-- Opening Marker --

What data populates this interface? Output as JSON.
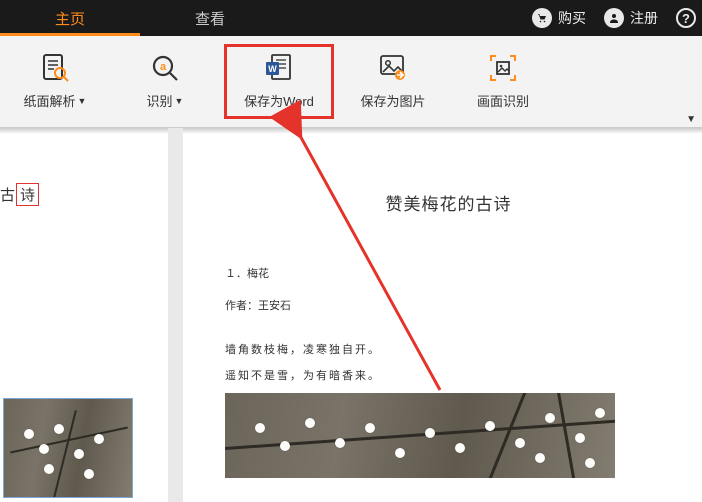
{
  "tabs": {
    "home": "主页",
    "view": "查看"
  },
  "header": {
    "buy": "购买",
    "register": "注册"
  },
  "toolbar": {
    "parse": "纸面解析",
    "recognize": "识别",
    "save_word": "保存为Word",
    "save_image": "保存为图片",
    "screen_ocr": "画面识别"
  },
  "left": {
    "title_a": "古",
    "title_b": "诗"
  },
  "doc": {
    "title": "赞美梅花的古诗",
    "section": "１．梅花",
    "author_label": "作者：",
    "author_name": "王安石",
    "line1": "墙角数枝梅，凌寒独自开。",
    "line2": "遥知不是雪，为有暗香来。"
  }
}
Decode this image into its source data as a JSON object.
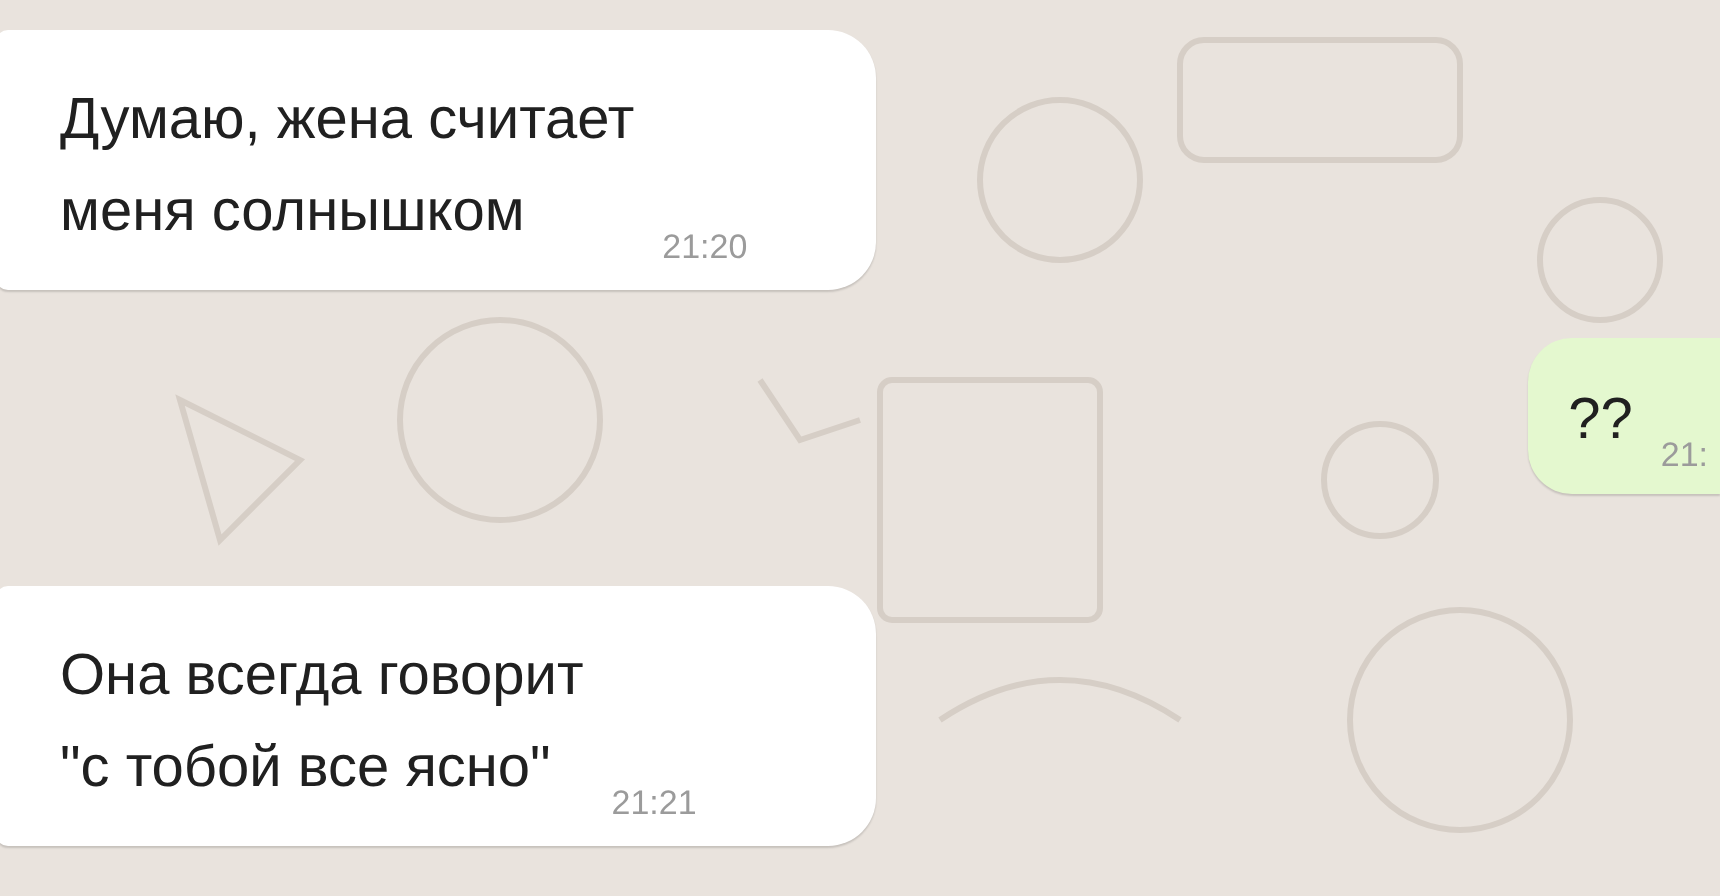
{
  "messages": [
    {
      "kind": "incoming",
      "text": "Думаю, жена считает\nменя солнышком",
      "time": "21:20"
    },
    {
      "kind": "outgoing",
      "text": "??",
      "time": "21:"
    },
    {
      "kind": "incoming",
      "text": "Она всегда говорит\n\"с тобой все ясно\"",
      "time": "21:21"
    }
  ]
}
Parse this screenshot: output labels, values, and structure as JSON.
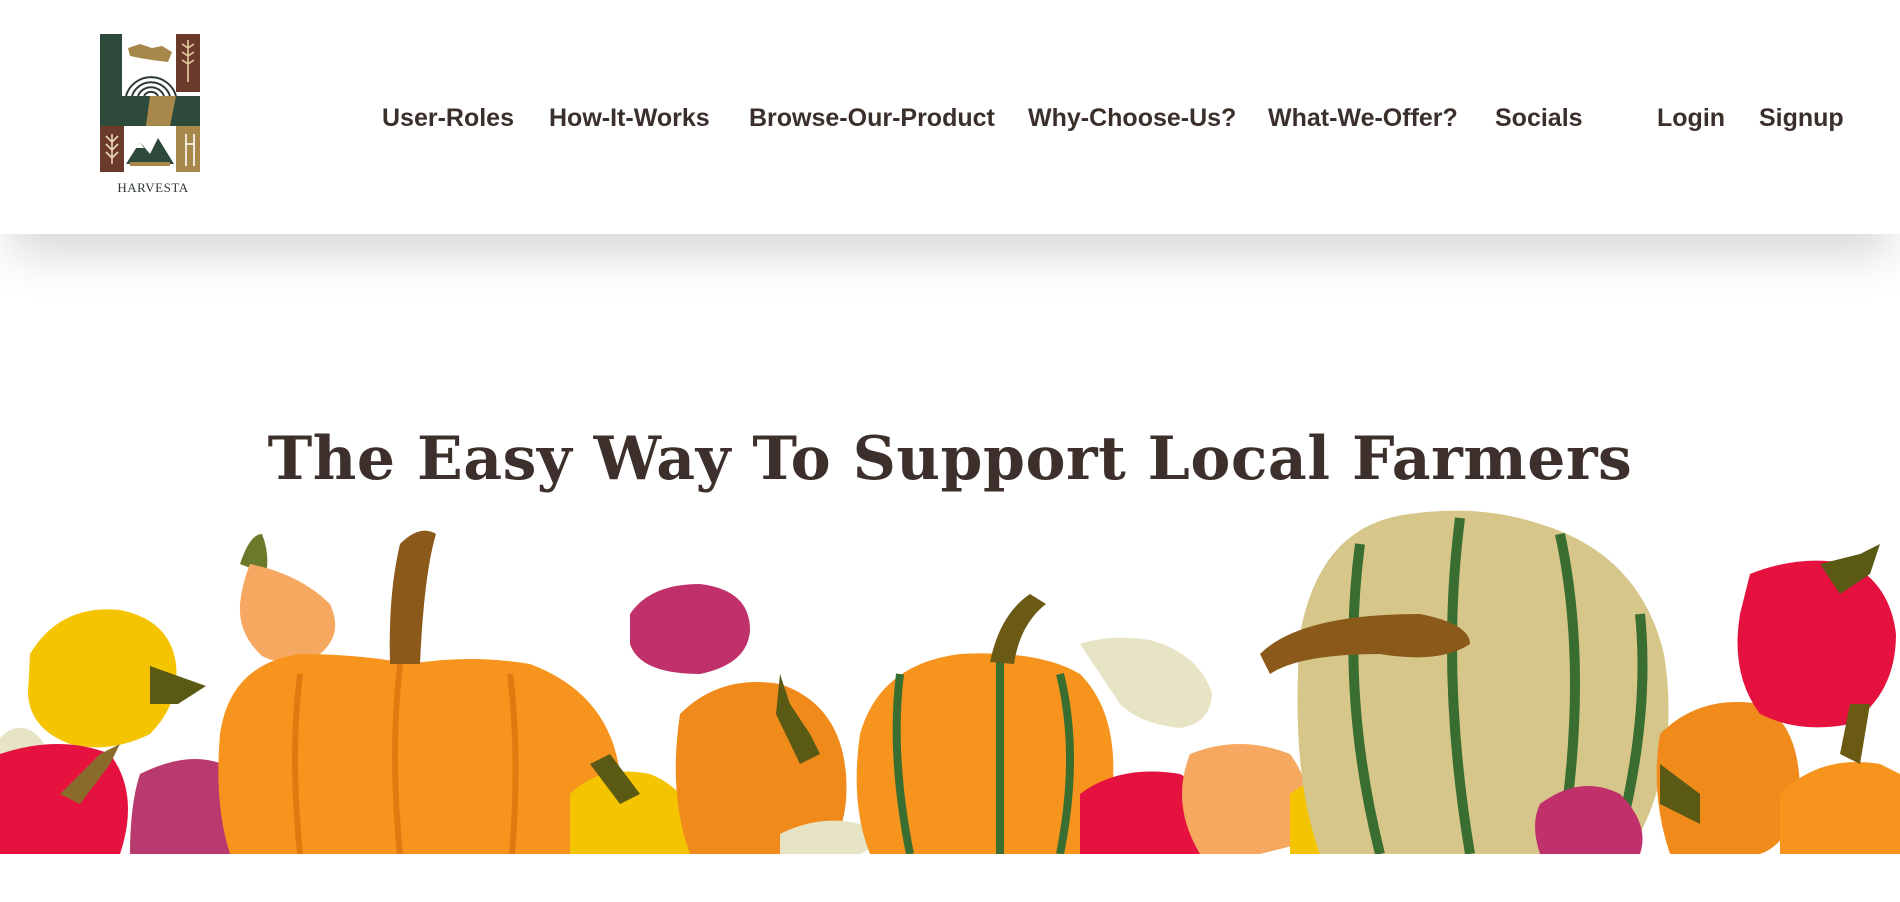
{
  "brand": {
    "name": "HARVESTA",
    "logo_icon": "harvesta-logo-icon"
  },
  "nav": {
    "items": [
      {
        "label": "User-Roles"
      },
      {
        "label": "How-It-Works"
      },
      {
        "label": "Browse-Our-Product"
      },
      {
        "label": "Why-Choose-Us?"
      },
      {
        "label": "What-We-Offer?"
      },
      {
        "label": "Socials"
      }
    ],
    "login_label": "Login",
    "signup_label": "Signup"
  },
  "hero": {
    "title": "The Easy Way To Support Local Farmers",
    "illustration": "vegetables-illustration"
  },
  "colors": {
    "text": "#3b2f2c",
    "logo_green": "#2d4a3a",
    "logo_brown": "#6b3a2a",
    "logo_gold": "#a8874a",
    "pumpkin": "#f7941d",
    "pepper_red": "#e5123f",
    "pepper_yellow": "#f5c400"
  }
}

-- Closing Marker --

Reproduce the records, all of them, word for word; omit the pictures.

What data populates this interface? Output as JSON.
{
  "tabs": {
    "home": "主页",
    "view": "查看"
  },
  "header": {
    "buy": "购买",
    "register": "注册"
  },
  "toolbar": {
    "parse": "纸面解析",
    "recognize": "识别",
    "save_word": "保存为Word",
    "save_image": "保存为图片",
    "screen_ocr": "画面识别"
  },
  "left": {
    "title_a": "古",
    "title_b": "诗"
  },
  "doc": {
    "title": "赞美梅花的古诗",
    "section": "１．梅花",
    "author_label": "作者：",
    "author_name": "王安石",
    "line1": "墙角数枝梅，凌寒独自开。",
    "line2": "遥知不是雪，为有暗香来。"
  }
}
Decode this image into its source data as a JSON object.
{
  "messages": [
    {
      "kind": "incoming",
      "text": "Думаю, жена считает\nменя солнышком",
      "time": "21:20"
    },
    {
      "kind": "outgoing",
      "text": "??",
      "time": "21:"
    },
    {
      "kind": "incoming",
      "text": "Она всегда говорит\n\"с тобой все ясно\"",
      "time": "21:21"
    }
  ]
}
Parse this screenshot: output labels, values, and structure as JSON.
{
  "brand": {
    "name": "HARVESTA",
    "logo_icon": "harvesta-logo-icon"
  },
  "nav": {
    "items": [
      {
        "label": "User-Roles"
      },
      {
        "label": "How-It-Works"
      },
      {
        "label": "Browse-Our-Product"
      },
      {
        "label": "Why-Choose-Us?"
      },
      {
        "label": "What-We-Offer?"
      },
      {
        "label": "Socials"
      }
    ],
    "login_label": "Login",
    "signup_label": "Signup"
  },
  "hero": {
    "title": "The Easy Way To Support Local Farmers",
    "illustration": "vegetables-illustration"
  },
  "colors": {
    "text": "#3b2f2c",
    "logo_green": "#2d4a3a",
    "logo_brown": "#6b3a2a",
    "logo_gold": "#a8874a",
    "pumpkin": "#f7941d",
    "pepper_red": "#e5123f",
    "pepper_yellow": "#f5c400"
  }
}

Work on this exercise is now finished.